What has summer been like where you are? Mind you, there are some parts of the world where summer hasn’t arrived yet but I bet it’s still warmer than it’s been here sometimes this month! Still, there have been some nice days and it could be worse…
Anyhow, I would say here’s what historical fiction has been taken from (and returned to) the Local Library but there’s a few other gems here:
- Tales of the Unexpected by Roald Dahl. I can’t remember the last time I read one of his books but I thought I’d try these after them being recommended. Very clever.
- Centurion and Assassin by Ian Corey. Back to the Romans where a Praetorian Centurion has to investigate an attack on the Imperial Family. Well worth a read.
- Tenacity by J. S. Law. I went to the launch of this book at the Submarine Museum in Gosport. A good night all round and I can recommend this thriller set on a nuclear submarine.
- The Tudor Secret by Christopher Gortner. A thrilling mystery set during the last days of Edward VI.
- Bones of Avalon by Phil Rickman. I’ve not yet finished this but I’m enjoying it very much. The dialogue, in particular, is very authentic.
So that’s this month and… it’s stopped raining! Right, time to go to the shops! Happy Bank Holiday, everyone.
Afternoon. This month has been busy but I’ve got some reading in, although there have been deviations from the historical fiction path, but it’s good to try other things from time to time.
1) Blood Feud by Rosemary Sutcliff. This was lent to me by a colleague and I knew, after enjoying Eagle of the Ninth, I would like this too. I was not disappointed. It was also nice to read something about the Norsemen again.
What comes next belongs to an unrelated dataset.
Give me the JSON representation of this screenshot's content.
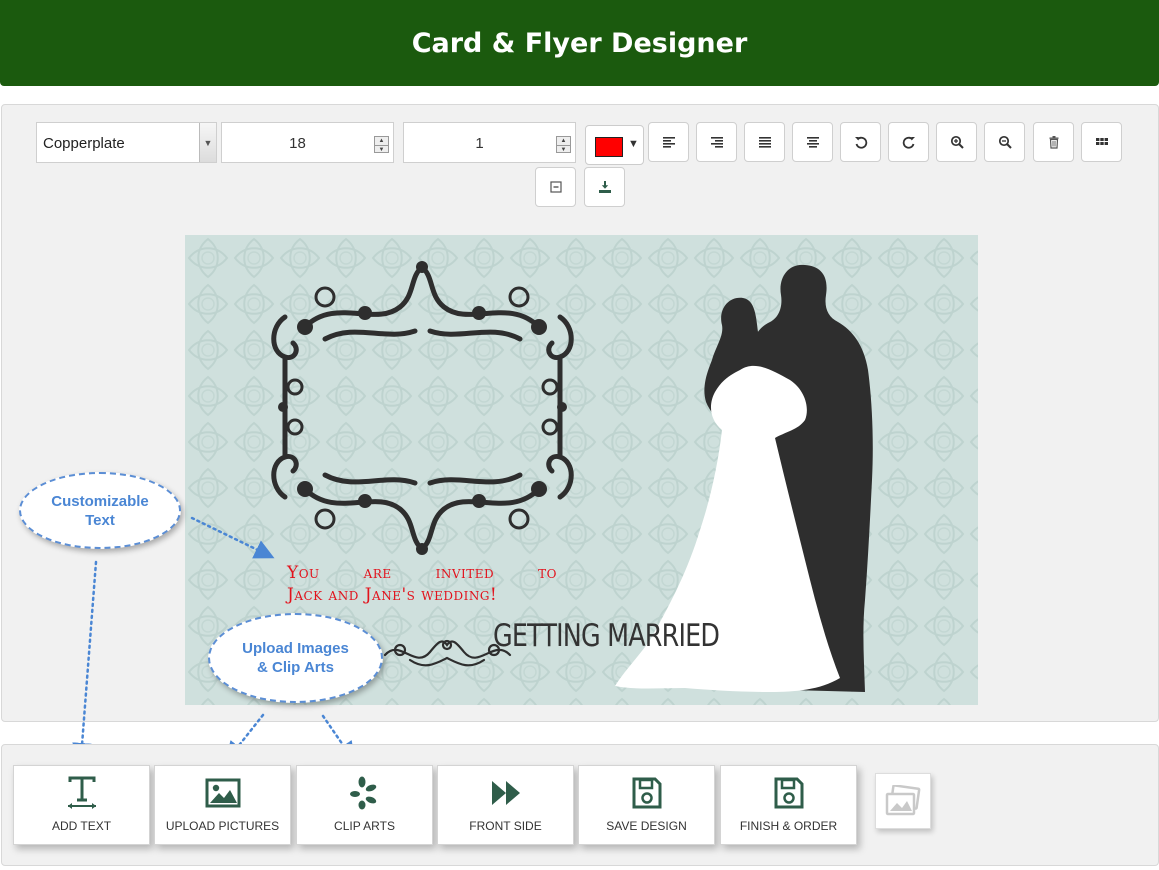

2) Lord of Misrule by Christopher Lee. As one of Britain’s finest ever actors passed away a few weeks ago, I thought it was time to read his autobiography. He certainly led a very full and interesting life.
3) The Hound of the Baskervilles by Sir Arthur Conan Doyle. I thought it was about time I read this classic book and it’s one of his finest. I look forward to seeing some of the films that were adapted from it.
4) SS-GB by Len Deighton. Another alternative history about the Nazis winning the Second World War. Worth reading and I look forward to seeing the upcoming dramatisation (speaking of which, when is the rest of Man in the High Castle going to appear?)
5) The Boleyn King by Laura Andersen. Another alternative history where the son of Henry VIII and Anne Boleyn lives and succeeds his father as King Henry IX. Very interesting, especially the politics side.
6) Back Story by David Mitchell. I fancied a change and chose another autobiography from my bookshelf. Very funny as you would expect from the Peep Show star.